Lou's eyes were dancing.

"You. You're a mama's boy," she drawled in amusement, smile lines appearing at the corners of her dark eyes.

Kyle grinned and tipped an imaginary hat. "Yes, ma'am."

Anyone looking in at them in that moment would have seen a very different Kyle Duarte and Louise Beckett than they were used to seeing. She had a rep as a stone-cold bitch, but Kyle saw sides of her she was careful to keep hidden out there in front of the big board. But while her smiles were rare, they were worth it.

He knew there was gossip—unfortunately, there always would be, when a woman as dedicated and driven as Lou also happened to be a knock-out. Anyone who worked in Sat Ops learned pretty quickly that there was nothing going on between the Deputy Director and her second in command. But that didn't always mean there wasn't water-cooler banter elsewhere in Crypto City.

Lou Beckett lived a solitary life. He didn't even think he'd ever heard so much of a whisper about her having a private life outside the office—let alone dating. Not since Alex Brandt, years ago. And even that was only rumour. Remembering Lou's face—so still it could have been a carved mask—watching Jennifer Brandt accept the folded flag in front of an empty coffin at Alex's funeral, he supposed he understood. While Jennifer could lean on her friends and family to grieve her husband, presumed dead in Serbia, Lou had to bear the weight of her own grief in silence. She could mourn a fallen comrade—but very few outside Sat Ops knew what she truly had lost in that explosion. And so far as Lou was concerned, that was as it should be. She had borne it alone—and she would continue to bear her enforced solitude in stoic silence. That was just who she was.

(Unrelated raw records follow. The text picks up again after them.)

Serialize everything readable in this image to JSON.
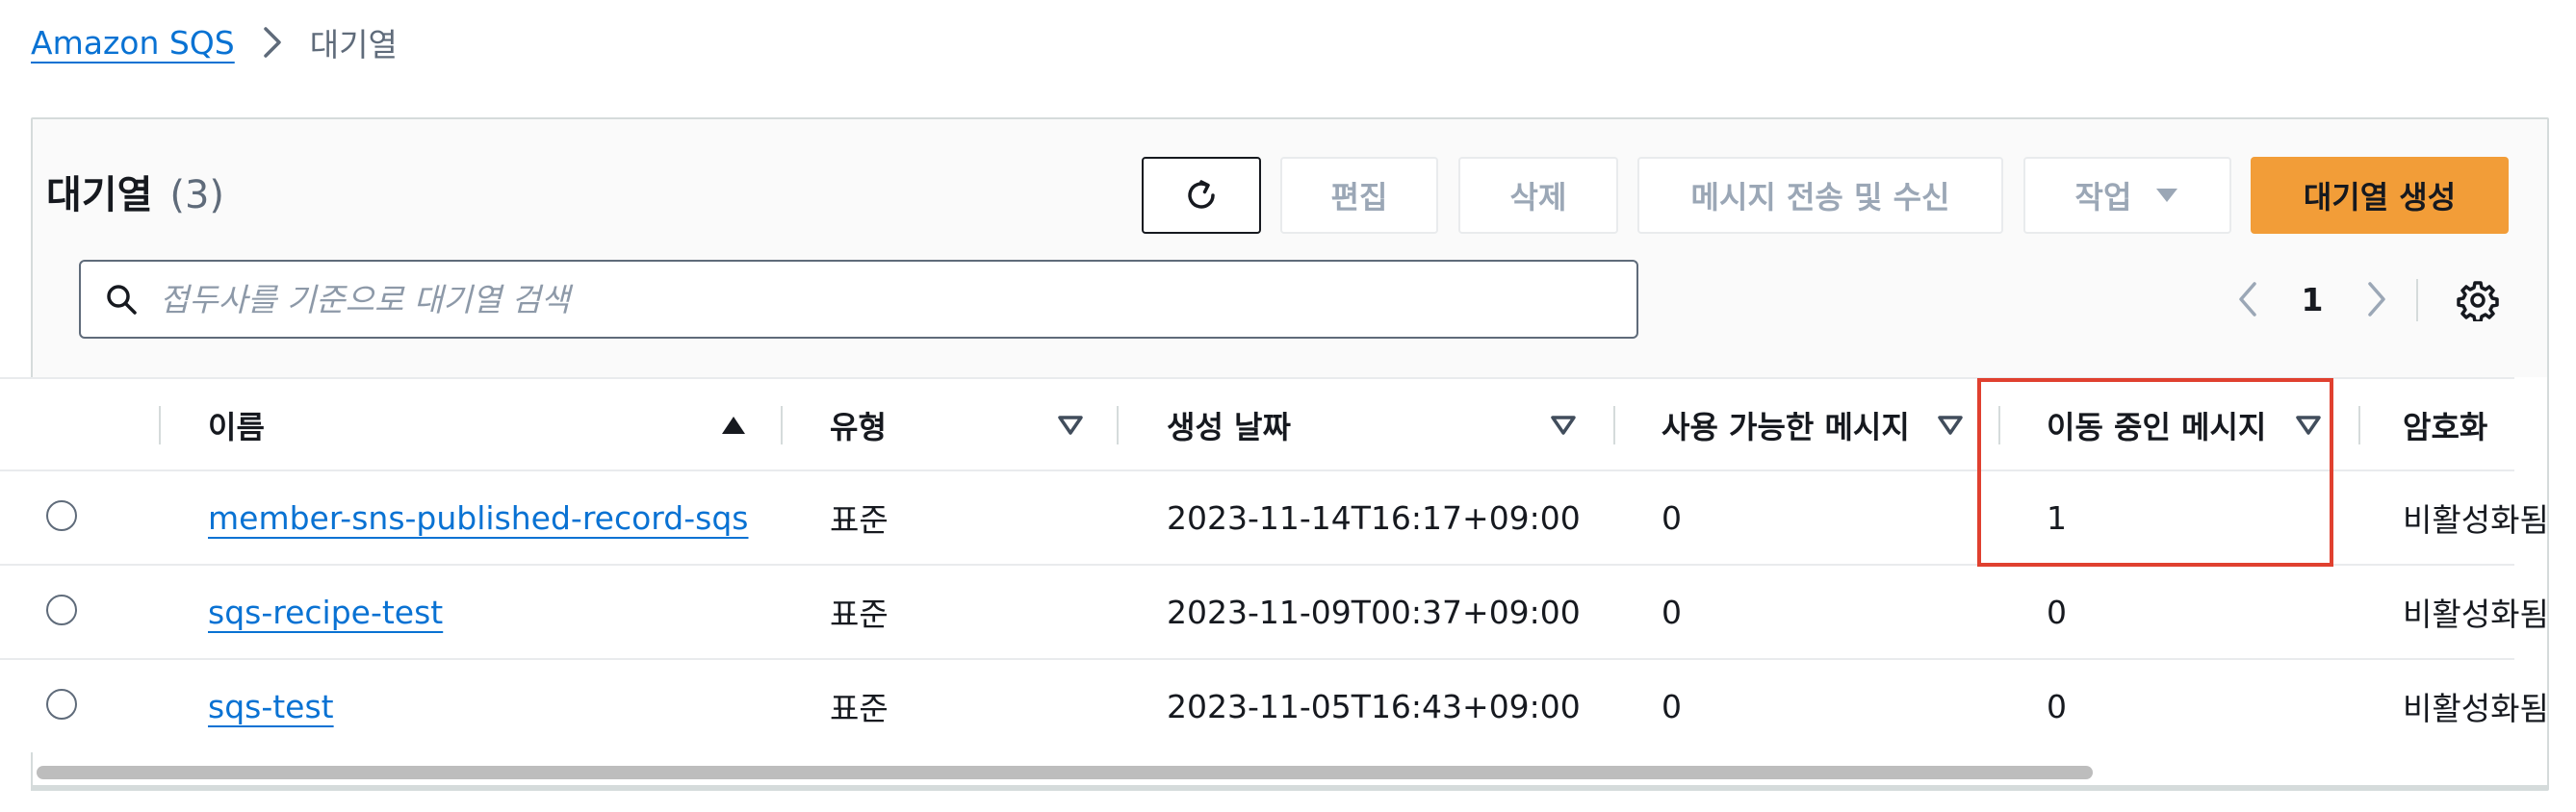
{
  "breadcrumb": {
    "root": "Amazon SQS",
    "current": "대기열"
  },
  "panel": {
    "title": "대기열",
    "count": "(3)",
    "buttons": {
      "refresh_icon": "refresh-icon",
      "edit": "편집",
      "delete": "삭제",
      "send_receive": "메시지 전송 및 수신",
      "actions": "작업",
      "create": "대기열 생성"
    },
    "search": {
      "placeholder": "접두사를 기준으로 대기열 검색",
      "value": ""
    },
    "pagination": {
      "current_page": "1"
    }
  },
  "table": {
    "columns": [
      {
        "label": "이름",
        "sort": "ascending"
      },
      {
        "label": "유형",
        "sort": "none"
      },
      {
        "label": "생성 날짜",
        "sort": "none"
      },
      {
        "label": "사용 가능한 메시지",
        "sort": "none"
      },
      {
        "label": "이동 중인 메시지",
        "sort": "none"
      },
      {
        "label": "암호화",
        "sort": "none"
      }
    ],
    "rows": [
      {
        "name": "member-sns-published-record-sqs",
        "type": "표준",
        "created": "2023-11-14T16:17+09:00",
        "available": "0",
        "in_flight": "1",
        "encryption": "비활성화됨"
      },
      {
        "name": "sqs-recipe-test",
        "type": "표준",
        "created": "2023-11-09T00:37+09:00",
        "available": "0",
        "in_flight": "0",
        "encryption": "비활성화됨"
      },
      {
        "name": "sqs-test",
        "type": "표준",
        "created": "2023-11-05T16:43+09:00",
        "available": "0",
        "in_flight": "0",
        "encryption": "비활성화됨"
      }
    ]
  },
  "colors": {
    "link": "#0972d3",
    "primary_button": "#f29d38",
    "highlight_box": "#e0402f",
    "disabled_text": "#9ba7b6"
  }
}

His own romantic entanglements were casual and fleeting. Mei Ling had been the only woman he had ever really loved, and losing her had made it hard for him to even imagine sharing his life with anyone who could never truly understand what his life was really like. So he settled for the occasional dinner—and breakfast—with girls like Christina McDonald and Megan Reilly. But like Lou, the NSA was his life.

"So, where were we?" she asked, all business once more.

"Soledad."

They returned to work, the coffee in their cups steaming as they cooled.